On September 15, 2021, the Federal Trade Commission (FTC) issued a policy statement affirming that health apps and connected devices that collect or use consumers’ health information must comply with the health breach notification rule. The rule requires the makers of these apps to notify consumers and others when their health data is breached.
Health apps, which can track everything from glucose levels and heart health to fertility and sleep, collect sensitive and personal data from individuals. These applications must meet requirements to ensure the security of the information they collect.
Still, hackers have managed to target health apps. “Modern healthcare applications, like other applications, typically rely not only on the client component, but also on a cloud backend,” said Drew Bagley, vice president and legal counsel for privacy and cyber policy for CrowdStrike, a cybersecurity technology company based in Sunnyvale, California. “We have seen many cases of adversaries taking full advantage of software supply chains. Adversaries target vulnerabilities using legitimate software packages.
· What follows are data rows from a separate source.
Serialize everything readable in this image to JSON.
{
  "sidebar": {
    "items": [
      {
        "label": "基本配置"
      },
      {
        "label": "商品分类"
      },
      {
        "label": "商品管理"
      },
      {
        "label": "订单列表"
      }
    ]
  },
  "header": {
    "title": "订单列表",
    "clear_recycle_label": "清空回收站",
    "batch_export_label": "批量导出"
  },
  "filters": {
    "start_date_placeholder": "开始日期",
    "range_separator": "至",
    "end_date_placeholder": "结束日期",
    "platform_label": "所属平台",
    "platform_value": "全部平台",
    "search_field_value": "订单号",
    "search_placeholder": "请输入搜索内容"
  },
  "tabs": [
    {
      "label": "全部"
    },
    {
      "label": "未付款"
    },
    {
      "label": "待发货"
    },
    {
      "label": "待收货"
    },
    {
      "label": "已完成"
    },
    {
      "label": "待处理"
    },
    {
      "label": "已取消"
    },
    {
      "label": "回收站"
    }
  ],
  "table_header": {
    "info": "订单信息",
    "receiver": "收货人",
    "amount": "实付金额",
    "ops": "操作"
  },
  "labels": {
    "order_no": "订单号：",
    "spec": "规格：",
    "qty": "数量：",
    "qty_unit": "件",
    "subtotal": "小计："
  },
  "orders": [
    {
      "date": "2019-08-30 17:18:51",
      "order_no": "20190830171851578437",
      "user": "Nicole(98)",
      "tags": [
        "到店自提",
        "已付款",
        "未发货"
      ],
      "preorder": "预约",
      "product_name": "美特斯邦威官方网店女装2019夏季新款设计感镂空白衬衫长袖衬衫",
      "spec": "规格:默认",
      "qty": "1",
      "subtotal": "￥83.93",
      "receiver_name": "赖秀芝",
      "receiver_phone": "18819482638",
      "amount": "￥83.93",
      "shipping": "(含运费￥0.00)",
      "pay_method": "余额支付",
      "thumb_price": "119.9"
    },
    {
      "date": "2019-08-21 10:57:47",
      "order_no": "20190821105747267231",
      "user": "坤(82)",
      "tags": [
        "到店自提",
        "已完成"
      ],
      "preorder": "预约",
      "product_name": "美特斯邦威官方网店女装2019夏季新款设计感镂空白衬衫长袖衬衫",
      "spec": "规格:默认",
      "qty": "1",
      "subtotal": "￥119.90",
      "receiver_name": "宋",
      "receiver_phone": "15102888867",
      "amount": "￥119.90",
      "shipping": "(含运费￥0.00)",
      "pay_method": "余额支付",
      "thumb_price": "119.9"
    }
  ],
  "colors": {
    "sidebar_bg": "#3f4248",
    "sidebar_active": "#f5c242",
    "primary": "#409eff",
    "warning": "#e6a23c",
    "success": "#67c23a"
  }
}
Thus, when an attack occurs, it is difficult to detect and mitigate stealthy propagation techniques that infect other systems on the network.
Congress has included specific provisions to strengthen the privacy and security protection of web-based businesses under the US Salvage and Reinvestment Act 2009. The act directed the FTC to ensure what companies contact their customers in the event of a security breach. The FTC subsequently issued the Health Breach Notification Rule, which requires sellers of personal health records and associated entities to notify consumers, the FTC and, in some cases, the media. The rule ensures that entities not covered by HIPAA are held accountable when sensitive consumer health information is breached. Businesses that fail to comply with the rule could face financial penalties of up to $ 43,792 per violation per day.
To make it harder for hackers to break into a network used by an application, Bagley said industries such as healthcare should integrate behavior-based attack detection solutions into their security systems, improve controls. management of privileged credentials and adopt real-time vulnerability management. “Ultimately, consumers should review the security and privacy practices of healthcare apps,” Bagley said.
The Health Sector Cybersecurity Coordination Council (HC3) of the Ministry of Health and Social Services provides a number of suggestions for defending against hackers. These include implementing whitelist technology to ensure that only authorized software is used and providing access control based on the principle of least privilege.
Latest surveys suggest spending on application security is set to increase 12.2% this year, from $ 3.3 billion to $ 3.7 billion, according to Seth Robinson, senior director of technology analysis at CompTIA, a non-profit trade association that issues professional certifications for information technology. industry. “The amount spent on application security, while increasing dramatically, is probably still insufficient. This is largely because so many companies have operated for so long in a secure perimeter mindset, and the concepts of securing individual applications or developing applications with integrated security are still not widely adopted. in the commercial landscape, ”said Robinson.
Keatron Evans, senior security researcher for Madison, Wis., Infosec Institute, which provides role-based security awareness and training solutions for enterprises, said application program interfaces (APIs) used by apps is a bigger problem than the apps themselves. These APIs allow apps to share information with other apps, such as a person’s location. “In some cases, they also accept or ingest information from other applications, locations or entities,” Evans said. “They are generally not secure and need to be locked out of the box. However, this locking process rarely occurs.
Because physicians need to access information immediately, Evans said performance, speed, accessibility and ease of use take precedence over safety in most healthcare environments. “In some cases, doctors generate insecurity due to the expectation of faster and easier access,” Evans said.
This may be the case, for example, of a physician who wants 3 gigabyte X-ray or CT images for the greater visual detail they provide compared to the 200-megabyte resolution. “However, making the 3 gigabyte image on the iPad of a doctor connected to WiFi across the network appear in the fast rendering time he expects means that some security checks need to be removed or at least relaxed, ”Evans said.
In some cases, doctors have to compromise between complying with HIPAA or detecting life-threatening illnesses earlier. Evans suggests doctors advise patients on cybersecurity issues and educate them about the potential risks associated with adding apps. “However, a doctor telling a patient about this could cause that patient to be reluctant to use the apps or not to use them at all. There is always a constant battle of functionality, ease of use and safety,” he said. Evans said.
There have been HIPAA violations with healthcare apps, but these were generally associated with healthcare providers, not apps. When choosing an app, doctors should make sure it meets HIPAA requirements and has the appropriate business associate agreement under HIPAA, Evans said. He also suggests asking the application vendor if they regularly have their applications tested for security. “I would strongly recommend that they ask for the results of these tests and involve a security expert in the security conversation of any selected or potential application before integrating it into the organization as a service or offering,” said Evans said.